  1. "SODERBERG'S ACT STIRS MUCH INDIGNATION: Oakland City Commissioner Turns His Back on Bond Salesman in Office." San Francisco Chronicle: Oct 28, 1917
  2. "RECALL NOTICE FILED AGAINST OAKLAND MEN." San Francisco Chronicle: Apr 11, 1920
  3. "Theater Managers Object to Rent Of Auditorium." San Francisco Chronicle: May 16, 1920
  4. Oakland Architect Sues Former Partner San Francisco Call June 29, 1907
  5. Awards Plans to Architects San Francisco Call November 29, 1904
  6. Marriage Licenses San Francisco Call May 17, 1910
  7. New Fire House San Francisco Call September 27, 1906
  8. Morse Gets Police 'Job' With Vote of Edwards Oakland Tribune October 14, 1918

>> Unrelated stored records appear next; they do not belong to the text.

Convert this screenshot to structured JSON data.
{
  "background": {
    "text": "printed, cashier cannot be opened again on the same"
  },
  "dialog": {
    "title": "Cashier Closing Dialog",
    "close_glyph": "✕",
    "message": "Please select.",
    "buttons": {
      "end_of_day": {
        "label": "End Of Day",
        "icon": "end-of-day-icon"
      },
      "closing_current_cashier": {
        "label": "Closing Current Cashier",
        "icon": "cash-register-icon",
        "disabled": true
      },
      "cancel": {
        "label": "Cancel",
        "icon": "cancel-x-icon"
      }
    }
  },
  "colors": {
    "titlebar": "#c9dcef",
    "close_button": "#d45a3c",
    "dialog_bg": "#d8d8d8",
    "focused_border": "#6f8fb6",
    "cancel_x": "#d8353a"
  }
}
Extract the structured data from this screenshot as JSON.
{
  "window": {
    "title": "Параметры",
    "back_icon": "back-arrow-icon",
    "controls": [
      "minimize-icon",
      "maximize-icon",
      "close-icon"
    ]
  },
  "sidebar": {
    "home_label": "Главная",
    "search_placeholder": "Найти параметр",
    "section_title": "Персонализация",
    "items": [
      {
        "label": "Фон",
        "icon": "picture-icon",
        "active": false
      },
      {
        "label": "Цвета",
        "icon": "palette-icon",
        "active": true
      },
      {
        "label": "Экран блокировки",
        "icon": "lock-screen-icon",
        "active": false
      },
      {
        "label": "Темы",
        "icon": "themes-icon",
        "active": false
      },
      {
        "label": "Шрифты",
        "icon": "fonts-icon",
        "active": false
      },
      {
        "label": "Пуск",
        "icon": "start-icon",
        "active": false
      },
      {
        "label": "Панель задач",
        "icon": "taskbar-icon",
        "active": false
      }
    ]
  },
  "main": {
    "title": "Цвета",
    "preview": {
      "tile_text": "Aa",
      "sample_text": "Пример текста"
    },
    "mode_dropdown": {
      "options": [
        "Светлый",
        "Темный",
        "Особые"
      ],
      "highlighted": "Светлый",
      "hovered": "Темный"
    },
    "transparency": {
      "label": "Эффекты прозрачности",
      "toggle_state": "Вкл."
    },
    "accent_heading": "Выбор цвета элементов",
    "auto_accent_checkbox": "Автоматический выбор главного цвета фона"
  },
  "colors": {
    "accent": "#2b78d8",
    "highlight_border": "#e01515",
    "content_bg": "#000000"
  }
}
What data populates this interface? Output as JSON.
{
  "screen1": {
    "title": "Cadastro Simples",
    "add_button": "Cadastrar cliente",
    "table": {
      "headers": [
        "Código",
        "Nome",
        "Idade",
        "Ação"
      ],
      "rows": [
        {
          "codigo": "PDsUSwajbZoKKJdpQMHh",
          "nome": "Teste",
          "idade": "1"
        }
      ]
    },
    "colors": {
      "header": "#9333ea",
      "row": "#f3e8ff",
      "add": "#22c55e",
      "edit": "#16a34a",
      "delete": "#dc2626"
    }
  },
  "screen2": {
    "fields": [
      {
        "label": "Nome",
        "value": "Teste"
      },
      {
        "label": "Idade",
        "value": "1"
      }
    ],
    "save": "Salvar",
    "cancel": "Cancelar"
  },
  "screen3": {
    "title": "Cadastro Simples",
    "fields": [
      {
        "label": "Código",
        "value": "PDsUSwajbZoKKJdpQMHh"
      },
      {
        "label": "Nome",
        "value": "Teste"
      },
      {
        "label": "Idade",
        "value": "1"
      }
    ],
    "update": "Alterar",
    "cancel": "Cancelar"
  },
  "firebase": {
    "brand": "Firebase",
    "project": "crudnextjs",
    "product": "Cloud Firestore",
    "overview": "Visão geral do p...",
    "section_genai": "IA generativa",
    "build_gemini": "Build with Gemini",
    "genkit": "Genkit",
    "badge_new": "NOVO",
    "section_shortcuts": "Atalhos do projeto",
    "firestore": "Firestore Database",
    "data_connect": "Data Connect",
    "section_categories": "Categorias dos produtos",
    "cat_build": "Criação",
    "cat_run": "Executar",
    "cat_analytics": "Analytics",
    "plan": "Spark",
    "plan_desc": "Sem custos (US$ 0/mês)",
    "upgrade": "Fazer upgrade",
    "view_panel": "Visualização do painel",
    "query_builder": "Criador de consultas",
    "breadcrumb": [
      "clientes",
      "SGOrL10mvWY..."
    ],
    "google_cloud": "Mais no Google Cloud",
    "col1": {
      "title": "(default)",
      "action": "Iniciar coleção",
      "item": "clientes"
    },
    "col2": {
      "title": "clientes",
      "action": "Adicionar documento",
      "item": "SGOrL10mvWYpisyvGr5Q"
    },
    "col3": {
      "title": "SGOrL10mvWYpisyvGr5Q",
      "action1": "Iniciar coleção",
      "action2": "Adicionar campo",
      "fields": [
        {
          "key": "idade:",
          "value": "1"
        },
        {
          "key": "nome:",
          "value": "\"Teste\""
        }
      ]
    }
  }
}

  9. campaign ad Oakland Tribune April 14, 1917